The erosion occuring when raindrops hit the front / leading edge of turbine blades is one of the most critical degradation mechanisms on wind turbine blades. If the number of on-site repairs could be reduced, the resulting savings would be immense.
To develop new and better turbine blade coatings, tools for measuring of the performance are required. A novel accelerated erosion test method, a so-called Single Point Impact Fatigue Tester (SPIFT), is successfully developed during a Materials Fast Track project as a part of the on-going PhD-project by Nicolai Frost-Jensen Johansen from DTU in collaboration with Siemens Gamesa and Hempel.
Existing rain erosion tools can simulate the effect of many water droplets hitting the leading edge. However, no tools exist that can generate droplets hitting a single point. Without the ability to impact a single point, it is not possible to understand the interaction between a droplet and the protective coating, and how it leads to erosion.
Since it is not possible to accelerate individual droplets of water to a specific target, the idea was formulated to substitute droplets with solid elastomer projectiles of comparable size, speed, and density to that of rain, and shoot these towards a stationary target. This idea led to the construction of the SPIFT (Single Point Impact Fatigue Tester).
With the SPIFT, the actual damages can now be compared to analytical and numerical simulations, and as a result of this critical material parameters can be isolated. Consequently, new coatings are now being developed based on a stronger imperial and analytical foundation made possible by the SPIFT.
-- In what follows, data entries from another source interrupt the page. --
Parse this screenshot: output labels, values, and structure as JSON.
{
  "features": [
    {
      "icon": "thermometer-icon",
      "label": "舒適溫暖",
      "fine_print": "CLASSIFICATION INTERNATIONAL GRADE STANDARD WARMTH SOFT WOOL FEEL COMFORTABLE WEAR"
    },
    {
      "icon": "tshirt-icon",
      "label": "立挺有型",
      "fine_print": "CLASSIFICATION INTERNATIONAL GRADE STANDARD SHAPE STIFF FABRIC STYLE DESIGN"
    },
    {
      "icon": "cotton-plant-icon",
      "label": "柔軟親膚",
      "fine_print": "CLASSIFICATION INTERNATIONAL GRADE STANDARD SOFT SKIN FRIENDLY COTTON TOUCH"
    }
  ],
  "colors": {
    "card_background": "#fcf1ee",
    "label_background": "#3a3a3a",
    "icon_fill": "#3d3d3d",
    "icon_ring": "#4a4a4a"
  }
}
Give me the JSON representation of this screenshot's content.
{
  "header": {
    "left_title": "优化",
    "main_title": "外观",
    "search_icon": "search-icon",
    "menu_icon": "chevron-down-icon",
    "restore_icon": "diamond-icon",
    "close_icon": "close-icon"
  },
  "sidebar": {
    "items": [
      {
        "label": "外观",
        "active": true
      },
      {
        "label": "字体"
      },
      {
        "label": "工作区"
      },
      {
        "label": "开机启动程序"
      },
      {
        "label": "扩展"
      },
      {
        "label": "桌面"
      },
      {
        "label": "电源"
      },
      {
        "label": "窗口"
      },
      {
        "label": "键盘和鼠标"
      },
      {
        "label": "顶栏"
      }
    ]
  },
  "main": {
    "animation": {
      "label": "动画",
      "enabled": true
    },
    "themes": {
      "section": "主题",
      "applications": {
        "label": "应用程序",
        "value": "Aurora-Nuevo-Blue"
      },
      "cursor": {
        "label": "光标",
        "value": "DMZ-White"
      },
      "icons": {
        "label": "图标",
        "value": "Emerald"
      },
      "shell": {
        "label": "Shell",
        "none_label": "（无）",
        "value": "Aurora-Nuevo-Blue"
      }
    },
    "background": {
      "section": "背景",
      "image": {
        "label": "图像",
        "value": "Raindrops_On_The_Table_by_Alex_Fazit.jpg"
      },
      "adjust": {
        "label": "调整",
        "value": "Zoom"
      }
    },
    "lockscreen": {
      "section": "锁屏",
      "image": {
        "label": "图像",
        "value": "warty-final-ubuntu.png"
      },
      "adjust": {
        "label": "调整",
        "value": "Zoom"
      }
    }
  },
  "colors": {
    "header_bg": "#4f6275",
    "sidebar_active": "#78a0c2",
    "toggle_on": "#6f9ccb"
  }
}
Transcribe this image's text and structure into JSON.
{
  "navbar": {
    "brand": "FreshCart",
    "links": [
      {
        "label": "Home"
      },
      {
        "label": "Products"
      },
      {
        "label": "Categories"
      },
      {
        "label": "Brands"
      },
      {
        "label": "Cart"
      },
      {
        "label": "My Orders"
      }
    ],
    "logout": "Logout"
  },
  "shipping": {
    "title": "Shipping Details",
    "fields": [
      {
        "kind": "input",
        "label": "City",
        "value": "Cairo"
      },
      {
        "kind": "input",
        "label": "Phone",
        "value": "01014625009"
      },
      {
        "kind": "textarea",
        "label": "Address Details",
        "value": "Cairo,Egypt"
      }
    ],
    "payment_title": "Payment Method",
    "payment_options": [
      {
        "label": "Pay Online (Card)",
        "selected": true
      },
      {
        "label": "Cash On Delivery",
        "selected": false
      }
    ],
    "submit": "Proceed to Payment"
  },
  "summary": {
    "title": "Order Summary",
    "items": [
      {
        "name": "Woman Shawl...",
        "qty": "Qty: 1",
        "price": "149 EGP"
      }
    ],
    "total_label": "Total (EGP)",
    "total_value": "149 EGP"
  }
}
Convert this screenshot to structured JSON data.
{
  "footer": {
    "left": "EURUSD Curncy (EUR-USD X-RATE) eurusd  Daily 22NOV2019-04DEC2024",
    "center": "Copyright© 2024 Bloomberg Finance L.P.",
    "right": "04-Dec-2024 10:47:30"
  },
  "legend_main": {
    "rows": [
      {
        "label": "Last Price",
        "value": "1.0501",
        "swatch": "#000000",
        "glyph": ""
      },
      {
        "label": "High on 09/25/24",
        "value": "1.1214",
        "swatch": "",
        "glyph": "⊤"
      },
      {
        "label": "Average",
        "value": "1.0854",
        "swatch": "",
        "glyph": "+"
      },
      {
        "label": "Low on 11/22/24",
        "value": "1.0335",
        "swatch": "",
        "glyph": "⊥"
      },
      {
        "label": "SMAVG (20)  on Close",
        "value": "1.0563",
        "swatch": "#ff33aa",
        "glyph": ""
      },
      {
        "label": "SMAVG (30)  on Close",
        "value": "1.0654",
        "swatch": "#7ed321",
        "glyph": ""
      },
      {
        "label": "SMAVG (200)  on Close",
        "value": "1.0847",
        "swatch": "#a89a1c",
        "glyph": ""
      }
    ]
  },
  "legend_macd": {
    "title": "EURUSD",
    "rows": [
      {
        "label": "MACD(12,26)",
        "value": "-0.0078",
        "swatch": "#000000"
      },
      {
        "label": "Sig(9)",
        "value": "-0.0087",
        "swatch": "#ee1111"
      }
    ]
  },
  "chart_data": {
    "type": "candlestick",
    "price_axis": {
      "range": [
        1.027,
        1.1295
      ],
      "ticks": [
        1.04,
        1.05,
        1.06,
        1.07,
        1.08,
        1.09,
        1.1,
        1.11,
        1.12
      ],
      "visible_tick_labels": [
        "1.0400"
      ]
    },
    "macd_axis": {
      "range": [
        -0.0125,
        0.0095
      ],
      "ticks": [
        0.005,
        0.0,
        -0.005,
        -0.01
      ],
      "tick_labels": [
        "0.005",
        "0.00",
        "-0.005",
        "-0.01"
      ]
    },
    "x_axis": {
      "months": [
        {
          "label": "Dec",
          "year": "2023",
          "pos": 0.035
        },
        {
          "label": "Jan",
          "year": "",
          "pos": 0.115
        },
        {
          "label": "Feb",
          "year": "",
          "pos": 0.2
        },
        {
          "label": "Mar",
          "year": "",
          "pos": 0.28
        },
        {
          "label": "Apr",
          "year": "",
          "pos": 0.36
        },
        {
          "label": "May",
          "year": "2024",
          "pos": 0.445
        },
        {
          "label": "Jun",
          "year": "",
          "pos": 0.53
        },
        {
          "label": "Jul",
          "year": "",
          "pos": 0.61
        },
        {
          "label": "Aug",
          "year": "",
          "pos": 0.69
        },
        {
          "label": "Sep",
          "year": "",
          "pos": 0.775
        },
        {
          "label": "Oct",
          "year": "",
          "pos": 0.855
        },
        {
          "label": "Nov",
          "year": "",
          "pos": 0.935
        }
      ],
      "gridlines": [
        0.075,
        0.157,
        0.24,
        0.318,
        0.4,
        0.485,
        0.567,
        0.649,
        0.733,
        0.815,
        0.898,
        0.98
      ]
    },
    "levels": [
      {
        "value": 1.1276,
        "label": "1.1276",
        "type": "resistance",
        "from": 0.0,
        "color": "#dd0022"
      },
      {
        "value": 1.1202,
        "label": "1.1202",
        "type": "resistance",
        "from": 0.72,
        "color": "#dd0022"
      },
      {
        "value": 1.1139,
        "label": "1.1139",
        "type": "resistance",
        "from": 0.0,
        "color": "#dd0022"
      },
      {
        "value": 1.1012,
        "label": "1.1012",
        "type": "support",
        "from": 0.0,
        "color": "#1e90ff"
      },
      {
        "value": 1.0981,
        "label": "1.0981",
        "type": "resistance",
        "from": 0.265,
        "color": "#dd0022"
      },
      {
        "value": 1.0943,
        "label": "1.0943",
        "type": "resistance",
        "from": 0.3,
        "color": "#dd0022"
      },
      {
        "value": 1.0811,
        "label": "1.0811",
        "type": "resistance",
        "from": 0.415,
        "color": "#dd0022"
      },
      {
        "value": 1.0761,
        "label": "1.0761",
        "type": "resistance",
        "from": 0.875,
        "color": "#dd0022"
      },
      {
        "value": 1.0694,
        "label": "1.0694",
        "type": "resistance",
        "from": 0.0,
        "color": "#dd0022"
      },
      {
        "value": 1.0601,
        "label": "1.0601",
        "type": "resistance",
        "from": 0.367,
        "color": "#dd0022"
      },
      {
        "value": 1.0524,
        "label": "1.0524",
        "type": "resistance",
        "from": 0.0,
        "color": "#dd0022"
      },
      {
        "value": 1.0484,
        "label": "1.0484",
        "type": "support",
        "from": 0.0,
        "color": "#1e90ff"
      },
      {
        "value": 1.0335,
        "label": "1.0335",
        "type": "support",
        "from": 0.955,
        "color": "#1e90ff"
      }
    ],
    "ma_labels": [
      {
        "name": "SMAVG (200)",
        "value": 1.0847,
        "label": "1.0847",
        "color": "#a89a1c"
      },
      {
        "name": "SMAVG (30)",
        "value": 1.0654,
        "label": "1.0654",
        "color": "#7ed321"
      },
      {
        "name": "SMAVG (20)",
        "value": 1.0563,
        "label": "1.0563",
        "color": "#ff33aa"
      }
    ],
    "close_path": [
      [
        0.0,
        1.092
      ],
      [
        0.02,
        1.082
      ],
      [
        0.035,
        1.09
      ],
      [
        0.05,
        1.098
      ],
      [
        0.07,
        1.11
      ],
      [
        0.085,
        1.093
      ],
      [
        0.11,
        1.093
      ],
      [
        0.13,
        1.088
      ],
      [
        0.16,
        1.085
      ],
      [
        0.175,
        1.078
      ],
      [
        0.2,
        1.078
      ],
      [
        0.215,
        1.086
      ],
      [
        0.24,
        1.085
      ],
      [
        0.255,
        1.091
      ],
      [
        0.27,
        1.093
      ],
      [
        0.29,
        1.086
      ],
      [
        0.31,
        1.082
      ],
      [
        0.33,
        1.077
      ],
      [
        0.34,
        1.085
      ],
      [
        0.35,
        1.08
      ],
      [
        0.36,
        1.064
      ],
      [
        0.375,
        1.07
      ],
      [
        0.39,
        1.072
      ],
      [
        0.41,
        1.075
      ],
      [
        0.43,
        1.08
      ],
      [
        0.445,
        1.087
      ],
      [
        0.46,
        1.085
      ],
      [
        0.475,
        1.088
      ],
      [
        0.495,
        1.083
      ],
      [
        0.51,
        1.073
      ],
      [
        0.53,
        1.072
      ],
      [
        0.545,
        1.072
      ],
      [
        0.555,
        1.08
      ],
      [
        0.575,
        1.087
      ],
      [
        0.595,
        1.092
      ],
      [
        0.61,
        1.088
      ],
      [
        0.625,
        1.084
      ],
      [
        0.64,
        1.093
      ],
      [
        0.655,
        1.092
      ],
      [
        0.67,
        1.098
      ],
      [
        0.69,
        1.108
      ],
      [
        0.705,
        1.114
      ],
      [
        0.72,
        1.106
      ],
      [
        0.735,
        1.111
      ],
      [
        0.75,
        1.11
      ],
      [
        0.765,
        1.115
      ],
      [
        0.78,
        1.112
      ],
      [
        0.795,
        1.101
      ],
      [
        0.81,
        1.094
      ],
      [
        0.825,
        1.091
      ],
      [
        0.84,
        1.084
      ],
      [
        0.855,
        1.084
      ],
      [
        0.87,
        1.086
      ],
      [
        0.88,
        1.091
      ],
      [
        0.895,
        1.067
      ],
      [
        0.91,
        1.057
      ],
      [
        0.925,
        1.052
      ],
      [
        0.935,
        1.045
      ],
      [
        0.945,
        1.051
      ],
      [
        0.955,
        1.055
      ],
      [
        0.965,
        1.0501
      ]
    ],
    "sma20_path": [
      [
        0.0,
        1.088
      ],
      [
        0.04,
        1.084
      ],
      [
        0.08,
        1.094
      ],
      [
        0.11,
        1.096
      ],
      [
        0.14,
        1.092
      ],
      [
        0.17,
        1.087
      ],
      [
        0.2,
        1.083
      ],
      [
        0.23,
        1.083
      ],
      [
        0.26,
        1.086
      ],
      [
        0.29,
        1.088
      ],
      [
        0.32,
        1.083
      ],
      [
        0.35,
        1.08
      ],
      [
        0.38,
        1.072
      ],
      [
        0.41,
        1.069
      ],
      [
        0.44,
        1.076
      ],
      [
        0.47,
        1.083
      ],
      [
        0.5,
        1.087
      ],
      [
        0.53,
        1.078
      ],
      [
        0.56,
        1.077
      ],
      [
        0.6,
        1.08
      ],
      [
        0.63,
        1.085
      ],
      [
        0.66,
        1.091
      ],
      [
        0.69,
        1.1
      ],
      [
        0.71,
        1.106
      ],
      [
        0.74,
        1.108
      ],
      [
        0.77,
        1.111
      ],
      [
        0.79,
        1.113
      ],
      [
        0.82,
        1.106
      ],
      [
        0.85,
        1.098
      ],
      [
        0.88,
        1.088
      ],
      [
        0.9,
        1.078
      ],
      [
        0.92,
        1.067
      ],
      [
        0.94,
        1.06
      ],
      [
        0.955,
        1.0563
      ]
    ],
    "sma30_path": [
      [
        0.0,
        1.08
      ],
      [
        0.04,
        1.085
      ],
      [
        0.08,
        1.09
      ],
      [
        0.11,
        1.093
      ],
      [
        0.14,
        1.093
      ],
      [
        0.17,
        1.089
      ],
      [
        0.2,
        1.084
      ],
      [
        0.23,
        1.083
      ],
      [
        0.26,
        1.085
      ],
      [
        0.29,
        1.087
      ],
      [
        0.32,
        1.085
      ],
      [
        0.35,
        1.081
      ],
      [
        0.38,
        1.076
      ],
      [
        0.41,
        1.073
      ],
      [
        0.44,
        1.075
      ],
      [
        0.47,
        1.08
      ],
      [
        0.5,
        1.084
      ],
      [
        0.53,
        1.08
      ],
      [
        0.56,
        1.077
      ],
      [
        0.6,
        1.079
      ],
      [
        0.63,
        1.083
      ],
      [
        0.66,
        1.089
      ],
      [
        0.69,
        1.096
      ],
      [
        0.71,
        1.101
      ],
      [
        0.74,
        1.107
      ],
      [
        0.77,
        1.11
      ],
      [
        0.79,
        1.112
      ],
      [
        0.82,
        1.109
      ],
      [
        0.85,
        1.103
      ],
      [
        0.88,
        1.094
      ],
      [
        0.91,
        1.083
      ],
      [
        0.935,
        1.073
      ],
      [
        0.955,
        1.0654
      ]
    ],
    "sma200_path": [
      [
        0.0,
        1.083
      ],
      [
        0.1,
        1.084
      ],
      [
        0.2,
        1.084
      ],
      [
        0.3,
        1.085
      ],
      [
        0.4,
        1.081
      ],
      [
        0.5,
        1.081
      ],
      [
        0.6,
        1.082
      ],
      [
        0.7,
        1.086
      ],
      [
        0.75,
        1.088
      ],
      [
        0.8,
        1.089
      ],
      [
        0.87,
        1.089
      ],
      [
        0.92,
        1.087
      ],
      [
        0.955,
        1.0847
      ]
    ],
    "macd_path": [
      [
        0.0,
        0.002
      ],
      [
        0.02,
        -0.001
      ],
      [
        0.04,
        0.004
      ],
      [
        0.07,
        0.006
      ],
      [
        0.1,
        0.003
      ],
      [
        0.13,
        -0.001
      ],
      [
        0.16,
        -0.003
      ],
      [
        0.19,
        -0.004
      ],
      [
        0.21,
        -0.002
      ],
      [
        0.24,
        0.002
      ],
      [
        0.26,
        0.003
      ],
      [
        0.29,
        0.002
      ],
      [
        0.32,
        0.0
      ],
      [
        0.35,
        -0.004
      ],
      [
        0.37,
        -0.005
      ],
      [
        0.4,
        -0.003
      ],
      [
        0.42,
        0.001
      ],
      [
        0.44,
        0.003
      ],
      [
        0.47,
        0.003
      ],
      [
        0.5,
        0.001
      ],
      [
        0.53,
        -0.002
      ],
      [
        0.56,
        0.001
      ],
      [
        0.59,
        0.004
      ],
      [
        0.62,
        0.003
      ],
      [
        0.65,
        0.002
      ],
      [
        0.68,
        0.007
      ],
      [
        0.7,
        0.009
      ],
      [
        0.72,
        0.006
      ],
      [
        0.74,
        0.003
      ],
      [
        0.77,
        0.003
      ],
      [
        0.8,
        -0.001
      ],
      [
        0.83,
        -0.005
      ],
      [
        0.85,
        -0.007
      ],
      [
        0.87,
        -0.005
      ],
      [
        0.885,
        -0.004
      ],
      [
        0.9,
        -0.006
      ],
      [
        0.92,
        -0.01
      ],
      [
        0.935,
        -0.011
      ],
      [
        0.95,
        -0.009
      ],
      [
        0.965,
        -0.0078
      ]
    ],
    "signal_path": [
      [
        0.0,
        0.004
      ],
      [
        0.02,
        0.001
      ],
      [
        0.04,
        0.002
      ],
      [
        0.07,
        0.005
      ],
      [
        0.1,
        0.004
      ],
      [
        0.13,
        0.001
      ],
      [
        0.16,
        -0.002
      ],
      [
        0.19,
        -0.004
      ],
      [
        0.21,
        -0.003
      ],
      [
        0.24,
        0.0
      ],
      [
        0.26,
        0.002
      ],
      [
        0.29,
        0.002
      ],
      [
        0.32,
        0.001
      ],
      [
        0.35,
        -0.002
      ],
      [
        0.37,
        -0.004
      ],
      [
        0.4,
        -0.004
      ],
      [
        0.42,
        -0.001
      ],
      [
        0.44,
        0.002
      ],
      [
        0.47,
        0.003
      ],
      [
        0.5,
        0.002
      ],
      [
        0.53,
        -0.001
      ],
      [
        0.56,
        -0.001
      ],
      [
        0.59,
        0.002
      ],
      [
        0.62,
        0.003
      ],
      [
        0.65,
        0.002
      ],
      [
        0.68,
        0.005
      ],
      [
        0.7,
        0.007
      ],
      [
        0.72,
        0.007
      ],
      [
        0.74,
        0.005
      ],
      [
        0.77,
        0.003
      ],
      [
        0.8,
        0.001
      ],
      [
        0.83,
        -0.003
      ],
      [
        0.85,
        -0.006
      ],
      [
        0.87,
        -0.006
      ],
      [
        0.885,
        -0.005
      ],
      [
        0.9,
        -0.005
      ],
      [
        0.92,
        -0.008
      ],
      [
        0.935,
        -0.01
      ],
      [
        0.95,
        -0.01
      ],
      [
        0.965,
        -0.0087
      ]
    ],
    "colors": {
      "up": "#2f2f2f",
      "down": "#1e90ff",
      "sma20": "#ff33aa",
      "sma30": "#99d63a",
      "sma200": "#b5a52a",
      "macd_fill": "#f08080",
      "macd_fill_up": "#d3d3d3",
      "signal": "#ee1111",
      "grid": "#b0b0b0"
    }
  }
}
Are you interested in learning more about the SPIFT and how Fast Track can be used as a catalyst for progress in technology developments, please contact us here: https://lnkd.in/djNnk4f.